### DATA EXTRACTS
- - - - -

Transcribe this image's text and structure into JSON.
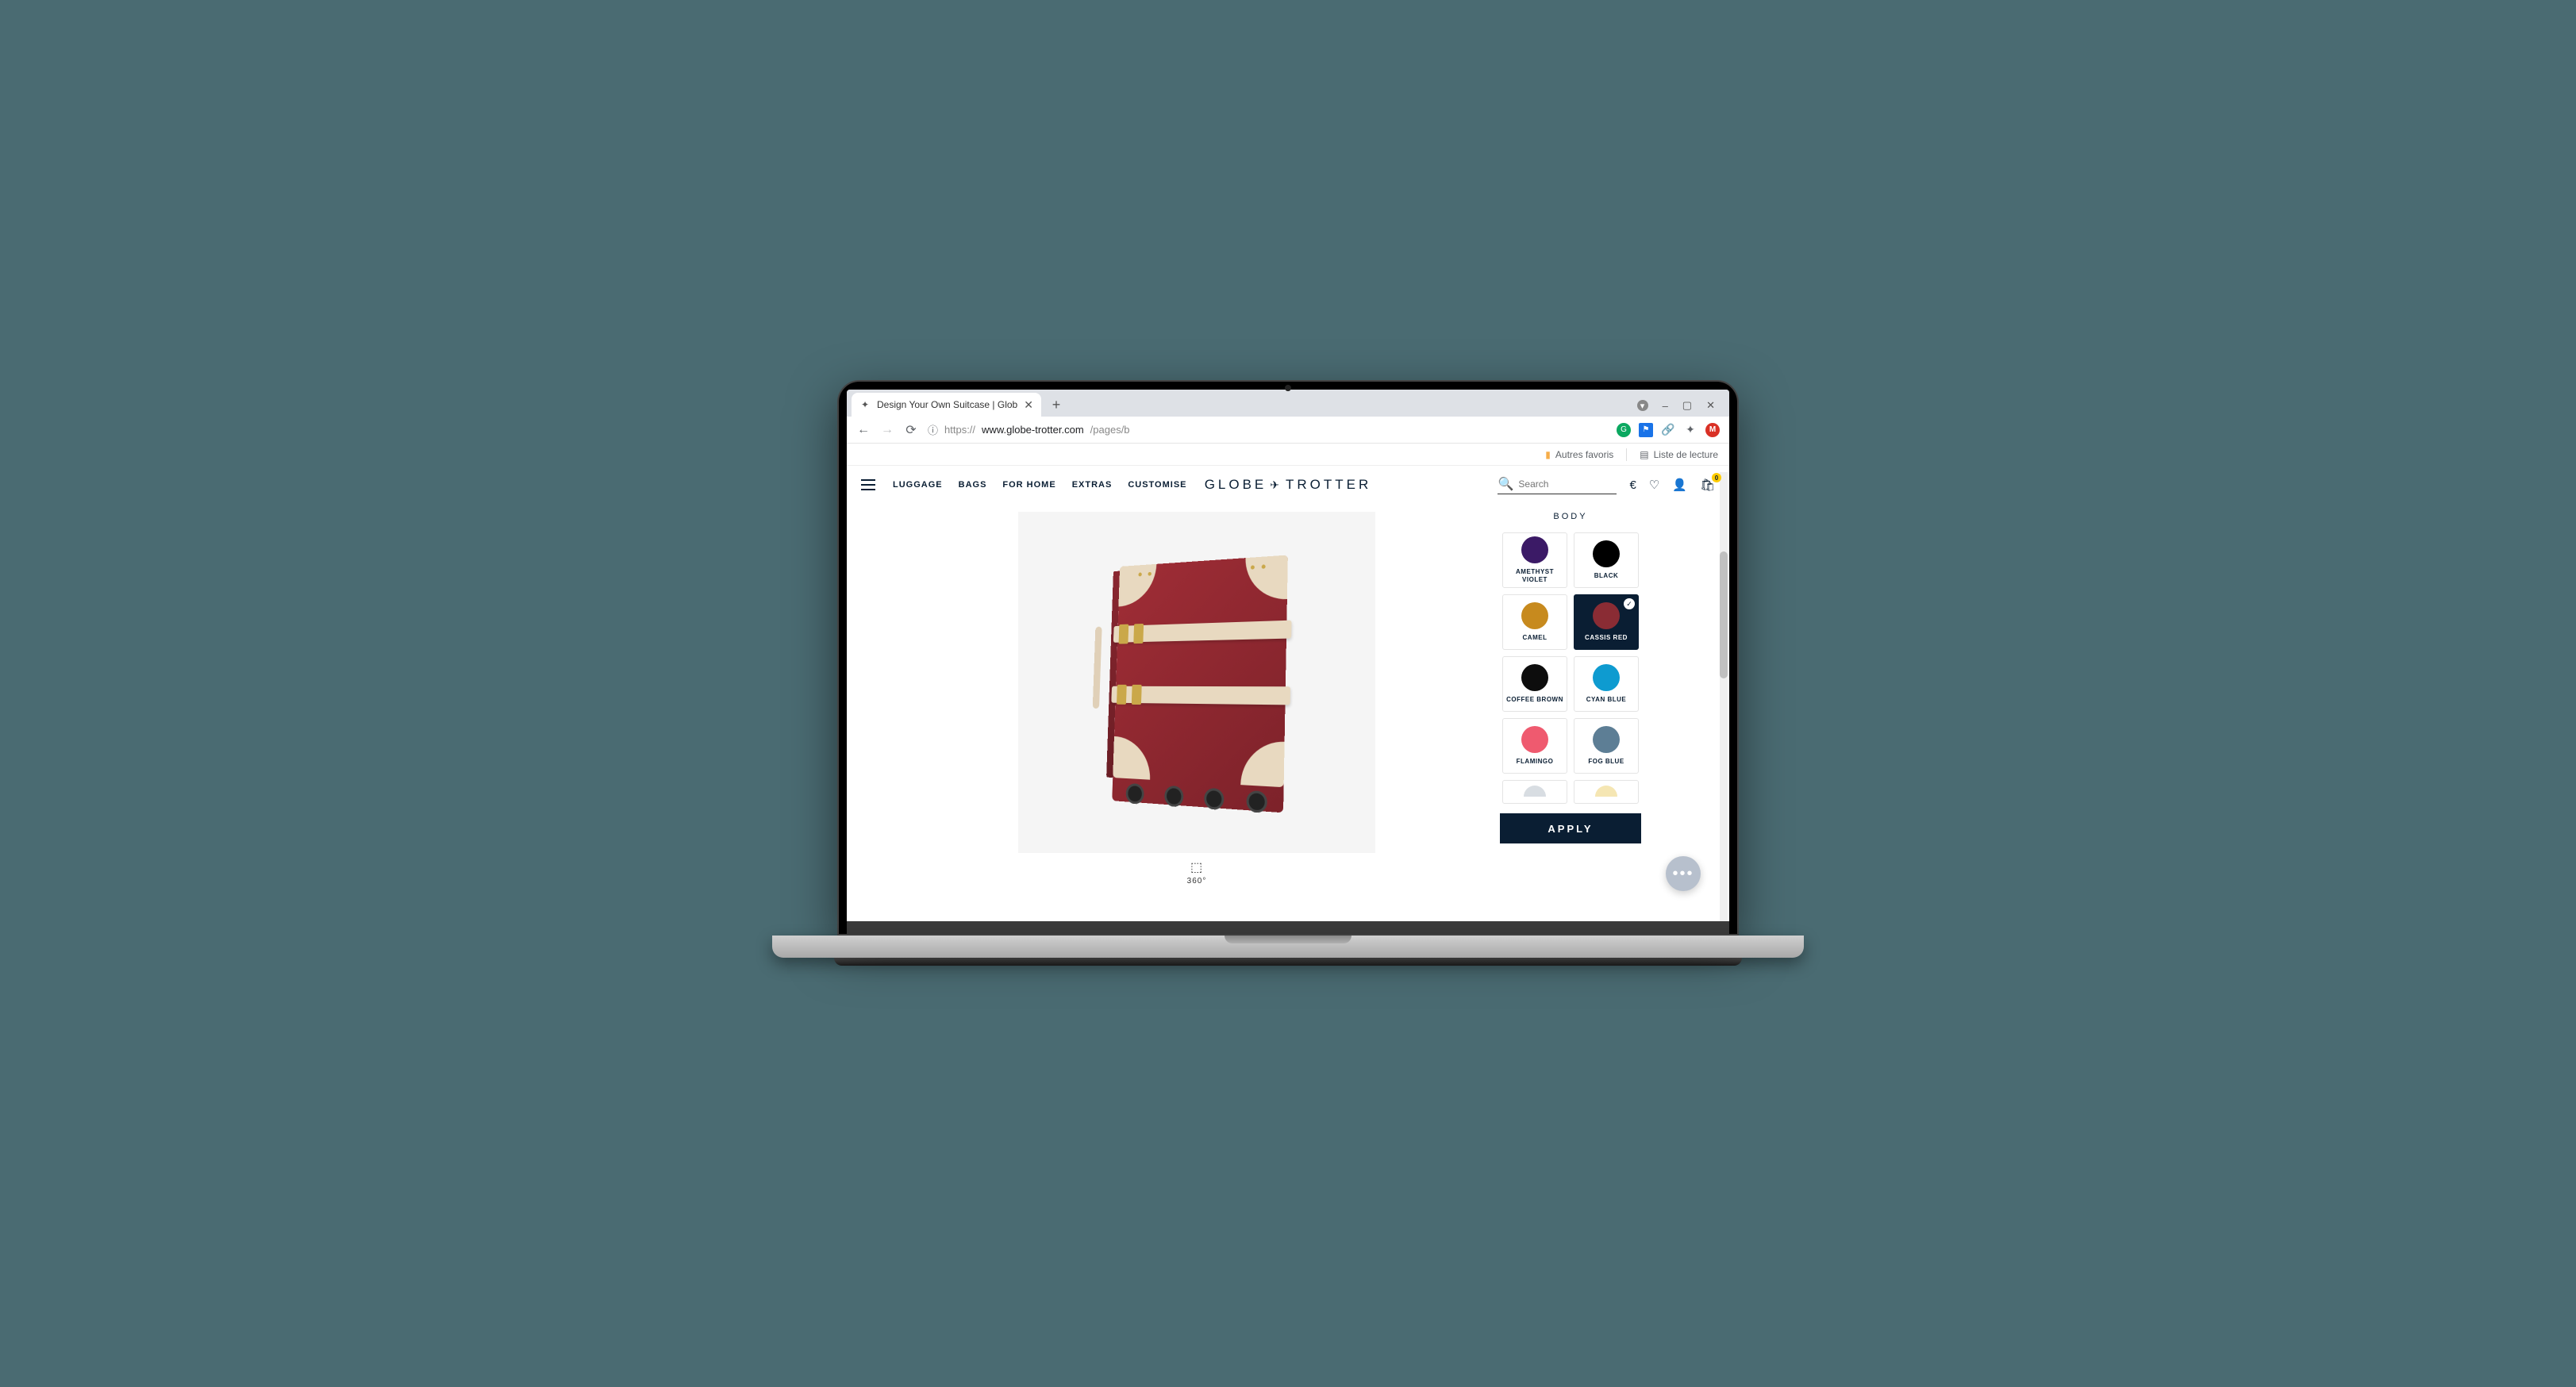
{
  "browser": {
    "tab_title": "Design Your Own Suitcase | Glob",
    "url_protocol": "https://",
    "url_host": "www.globe-trotter.com",
    "url_path": "/pages/b",
    "window_controls": {
      "minimize": "–",
      "maximize": "▢",
      "close": "✕"
    },
    "bookmarks": {
      "favorites": "Autres favoris",
      "reading_list": "Liste de lecture"
    },
    "ext_profile_letter": "M"
  },
  "header": {
    "nav": [
      "LUGGAGE",
      "BAGS",
      "FOR HOME",
      "EXTRAS",
      "CUSTOMISE"
    ],
    "brand_left": "GLOBE",
    "brand_right": "TROTTER",
    "search_placeholder": "Search",
    "bag_count": "0"
  },
  "configurator": {
    "section": "BODY",
    "swatches": [
      {
        "name": "AMETHYST VIOLET",
        "color": "#3b1a66",
        "selected": false
      },
      {
        "name": "BLACK",
        "color": "#000000",
        "selected": false
      },
      {
        "name": "CAMEL",
        "color": "#c78a1e",
        "selected": false
      },
      {
        "name": "CASSIS RED",
        "color": "#8a2c34",
        "selected": true
      },
      {
        "name": "COFFEE BROWN",
        "color": "#0d0d0d",
        "selected": false
      },
      {
        "name": "CYAN BLUE",
        "color": "#0e9bd0",
        "selected": false
      },
      {
        "name": "FLAMINGO",
        "color": "#ef5a6f",
        "selected": false
      },
      {
        "name": "FOG BLUE",
        "color": "#5d7e95",
        "selected": false
      }
    ],
    "peek_swatches": [
      {
        "color": "#d8dde2"
      },
      {
        "color": "#f5e6b3"
      }
    ],
    "apply_label": "APPLY",
    "rotate_label": "360°"
  }
}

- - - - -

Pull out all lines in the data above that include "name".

### EXERCISE OUTPUT
        "name": "AMETHYST VIOLET",
        "name": "BLACK",
        "name": "CAMEL",
        "name": "CASSIS RED",
        "name": "COFFEE BROWN",
        "name": "CYAN BLUE",
        "name": "FLAMINGO",
        "name": "FOG BLUE",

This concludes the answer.